C. People who are mad that private property has been destroyed.
A Venn diagram of Group B and Group C would look like an old lady's boobs: no overlap and a little bit of distance between them. I'm not suggesting that it's wrong to be in Group C, or that looting is awesome and everyone should do it, but I am suggesting that white people aren't the best consultants on riot advice.
People who are mad that Joe Paterno was fired.
People who are mad about ... pumpkins?
The deadliest riot in American history wasn't in L.A. or Chicago or Violence City, USA, it was in New York during the Civil War. And it happened because poor white people were mad that black people were exempt from the Union draft, and that rich white people could buy their way out of it. But instead of peacefully assembling while listing their concerns, the white people looted a black orphanage before burning it to the ground.
The lady with the rocking horse looks so happy.
And then New Yorkers did this cute thing where they attacked police stations, the mayor's house, fire stations, the office of The New York Times, and any business perceived as "pro-black." Then they started lynching.
So when you think back on the Civil War, do you remember this moment when white northerners went on a killing spree, destroyed property in their own communities, and terrorized their town for three days? Probably not. If you heard about the story at all, you probably picked up on some sympathy for the poor Irish immigrants who started the riot. After all, it wasn't fair that they had to fight in a war that they thought didn't concern them while wealthier New Yorkers could buy their way out of it. Plus, they were super poor, and poverty makes us do terrible things. Here's how one 1991 textbook put it:
A majority of the rioters were Irish, living in pestilential misery. The spark that ignited their grievances and those of other working men and women was the provision in the law that conscription could be avoided by payment of $300, an enormous sum only the rich could afford.
When it comes to our poor Irish ancestors, white people are a little more willing to give some leeway in shaping the narrative.
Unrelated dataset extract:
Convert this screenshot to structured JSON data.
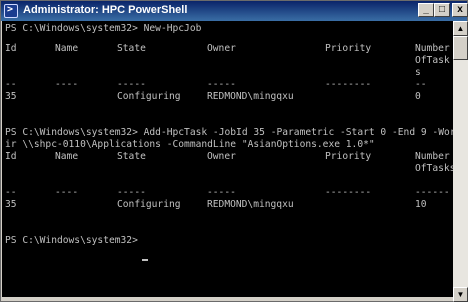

Or suppressing it if it doesn't fit our picture of how we got here.
#3. Change Is a Messy Process
Do you enjoy working in a place that doesn't require 12-hour workdays, six days a week? There's a riot for that!
Are you glad your boss doesn't lock the door behind you when you sit down to work, preventing you from taking bathroom breaks or exiting the building when a fire breaks out? There's a tragic industrial fire that killed 146 young girls to thank for your right to not work in a horrific hellhole.
It's reasonable to assume a doctor or medical student won't illegally dig up your body for research when you're dead, right? There's a riot for that!
Tear gas and rubber bullets suck, but the National Guard used to bayonet and shoot peaceful protesters. It took the killing of four college students in 1970 for them to reexamine their "opening fire on everyone" policies.
Like that right to vote, ladies? A woman named Emily Davison threw herself in front of a horse to help get it for you.
Are you gay? The kickoff to your civil rights movement in America was a 1969 police raid followed by a riot at a gay club in New York. Here's how the New York Daily News covered the story at the time:
No civil rights movement is a walk in the park. We look back on the 1950s and 1960s and pat ourselves on the backs for coming so far. But if you were on the ground at the time, you know it wasn't a clean break from racism to not-racism.
Along with putting up with attack dogs, water cannons, and having to go no-bones while the police dragged you to jail, civil rights activists and their kids were murdered during the messy, debauched process of getting to where we are now. Here's the part that's almost impossible to stomach:
We probably wouldn't have changed ourselves without those deaths.